#### Input for this task:

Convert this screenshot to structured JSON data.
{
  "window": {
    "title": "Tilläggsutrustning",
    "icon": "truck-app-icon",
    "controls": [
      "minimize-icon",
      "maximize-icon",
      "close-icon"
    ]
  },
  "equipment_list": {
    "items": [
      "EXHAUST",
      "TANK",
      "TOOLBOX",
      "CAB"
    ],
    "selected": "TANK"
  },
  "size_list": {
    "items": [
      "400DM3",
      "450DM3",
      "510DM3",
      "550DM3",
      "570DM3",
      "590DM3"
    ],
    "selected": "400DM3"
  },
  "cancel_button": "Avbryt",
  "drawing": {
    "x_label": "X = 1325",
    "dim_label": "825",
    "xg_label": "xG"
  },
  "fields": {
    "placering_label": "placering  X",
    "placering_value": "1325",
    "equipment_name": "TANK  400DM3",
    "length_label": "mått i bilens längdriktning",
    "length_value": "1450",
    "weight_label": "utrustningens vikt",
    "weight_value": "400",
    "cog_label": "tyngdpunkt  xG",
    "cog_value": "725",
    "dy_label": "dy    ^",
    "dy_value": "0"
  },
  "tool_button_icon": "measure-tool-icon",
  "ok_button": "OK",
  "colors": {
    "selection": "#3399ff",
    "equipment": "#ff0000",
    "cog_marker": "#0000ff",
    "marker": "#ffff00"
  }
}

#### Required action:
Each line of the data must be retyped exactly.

#### Task response:
Convert this screenshot to structured JSON data.
{
  "window": {
    "title": "Tilläggsutrustning",
    "icon": "truck-app-icon",
    "controls": [
      "minimize-icon",
      "maximize-icon",
      "close-icon"
    ]
  },
  "equipment_list": {
    "items": [
      "EXHAUST",
      "TANK",
      "TOOLBOX",
      "CAB"
    ],
    "selected": "TANK"
  },
  "size_list": {
    "items": [
      "400DM3",
      "450DM3",
      "510DM3",
      "550DM3",
      "570DM3",
      "590DM3"
    ],
    "selected": "400DM3"
  },
  "cancel_button": "Avbryt",
  "drawing": {
    "x_label": "X = 1325",
    "dim_label": "825",
    "xg_label": "xG"
  },
  "fields": {
    "placering_label": "placering  X",
    "placering_value": "1325",
    "equipment_name": "TANK  400DM3",
    "length_label": "mått i bilens längdriktning",
    "length_value": "1450",
    "weight_label": "utrustningens vikt",
    "weight_value": "400",
    "cog_label": "tyngdpunkt  xG",
    "cog_value": "725",
    "dy_label": "dy    ^",
    "dy_value": "0"
  },
  "tool_button_icon": "measure-tool-icon",
  "ok_button": "OK",
  "colors": {
    "selection": "#3399ff",
    "equipment": "#ff0000",
    "cog_marker": "#0000ff",
    "marker": "#ffff00"
  }
}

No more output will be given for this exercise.